Management Control and Employee-Driven Innovation
CitationLi, Xin. 2016. Management Control and Employee-Driven Innovation. Doctoral dissertation, Harvard Business School.
AbstractOrganizations increasingly empower their employees to conduct local experimentation and generate innovation ideas. The aim of this dissertation is to understand the role of management control mechanisms in motivating and managing employee-driven innovation. Specifically, I provide empirical evidence – both quantitative and qualitative – on the specific channels and mechanisms through which employee-driven innovation is facilitated within real-world settings.

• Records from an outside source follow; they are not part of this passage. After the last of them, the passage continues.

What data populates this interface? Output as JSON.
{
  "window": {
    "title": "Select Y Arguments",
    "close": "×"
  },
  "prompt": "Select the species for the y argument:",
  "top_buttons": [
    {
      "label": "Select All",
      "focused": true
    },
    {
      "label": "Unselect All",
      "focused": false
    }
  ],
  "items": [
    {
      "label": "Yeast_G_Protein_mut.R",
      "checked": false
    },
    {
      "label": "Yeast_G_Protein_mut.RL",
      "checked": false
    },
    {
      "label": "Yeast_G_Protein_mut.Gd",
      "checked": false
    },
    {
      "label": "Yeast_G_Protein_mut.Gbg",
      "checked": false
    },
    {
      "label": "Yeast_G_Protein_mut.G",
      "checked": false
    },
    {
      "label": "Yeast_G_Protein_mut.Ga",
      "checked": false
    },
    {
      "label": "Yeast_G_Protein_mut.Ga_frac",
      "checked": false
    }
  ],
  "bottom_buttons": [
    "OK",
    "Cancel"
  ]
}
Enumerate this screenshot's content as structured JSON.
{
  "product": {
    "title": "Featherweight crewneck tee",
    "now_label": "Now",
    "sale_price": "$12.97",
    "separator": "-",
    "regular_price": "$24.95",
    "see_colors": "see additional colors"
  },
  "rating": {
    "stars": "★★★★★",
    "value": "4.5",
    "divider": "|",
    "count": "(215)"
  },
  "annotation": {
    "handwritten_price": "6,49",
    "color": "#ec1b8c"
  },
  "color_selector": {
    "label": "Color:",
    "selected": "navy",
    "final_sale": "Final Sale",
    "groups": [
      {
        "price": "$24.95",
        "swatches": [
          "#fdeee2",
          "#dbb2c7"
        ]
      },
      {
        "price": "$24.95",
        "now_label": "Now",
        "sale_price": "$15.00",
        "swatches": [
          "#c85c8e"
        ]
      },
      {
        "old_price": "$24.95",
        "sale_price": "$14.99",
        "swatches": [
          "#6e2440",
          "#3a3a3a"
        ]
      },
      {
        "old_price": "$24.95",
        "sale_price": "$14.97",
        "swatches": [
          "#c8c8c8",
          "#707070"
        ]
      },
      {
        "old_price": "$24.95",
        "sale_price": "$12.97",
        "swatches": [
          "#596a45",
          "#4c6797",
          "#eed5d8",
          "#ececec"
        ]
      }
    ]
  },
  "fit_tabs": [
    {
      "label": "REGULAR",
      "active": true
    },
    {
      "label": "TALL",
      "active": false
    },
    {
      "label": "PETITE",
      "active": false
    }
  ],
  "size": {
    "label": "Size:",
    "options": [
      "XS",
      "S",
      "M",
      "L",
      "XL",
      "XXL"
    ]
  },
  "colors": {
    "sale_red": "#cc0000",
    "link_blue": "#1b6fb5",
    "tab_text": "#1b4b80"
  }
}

In the first chapter of my dissertation, I conduct a field study in a gaming company to examine how innovation ideas are generated and selected. I provide details on the various channels through which employee-driven innovation occurs, as well as the management control mechanisms used to manage employee-driven innovation. The rich descriptive evidence enabled me to uncover important themes in the management control mechanisms that balance innovation and execution.
The second chapter is based on my job market paper (“Boss, Cut Me Some Slack: Control and Innovation in a Multitasking Environment”) which examines the problem of motivating innovation in the presence of existing execution tasks. Using employee- and project-level data from a software company, I examine the relationship between reduced time pressure on execution tasks and employee-level innovation by exploiting variations in the extent to which predetermined time constraints on execution tasks were loosely enforced by managers in decentralized teams. I find that reduced time pressure on execution tasks is significantly associated with a greater probability of self-initiated innovation. Consistent with theories on employee selection and relational contract, the above effect is more pronounced (1) for employees without significantly negative outcomes on past execution tasks, (2) for employees with a greater preexisting propensity to innovate, or (3) when the supervisor has a history of working with innovating employees. Conditional on submitting innovation prototypes, reduced time pressure on execution tasks is also significantly associated with higher-quality innovation.
Despite the formal permission to innovate, many employees in established organizations seem unable to fully and effectively use the granted discretion to experiment. In the third chapter of my dissertation, I turn my attention to whether certain informal control mechanisms (such as social norms) affect the extent of local experimentation. Using detailed loan- and employee-level data from a financial institution that removed its rule-based formal control system, I analyze changes in decision-making patterns and find that employees who are exposed to two different initial control environments (i.e. before and after removing the rule-based control system) have both increased local experimentation over time after being given the right to make their own decisions. But employees from the initial control environment with zero-experimentation rely much more on managers’ or peers’ degree of experimentation to guide their own experimentation.
Citable link to this pagehttp://nrs.harvard.edu/urn-3:HUL.InstRepos:32744406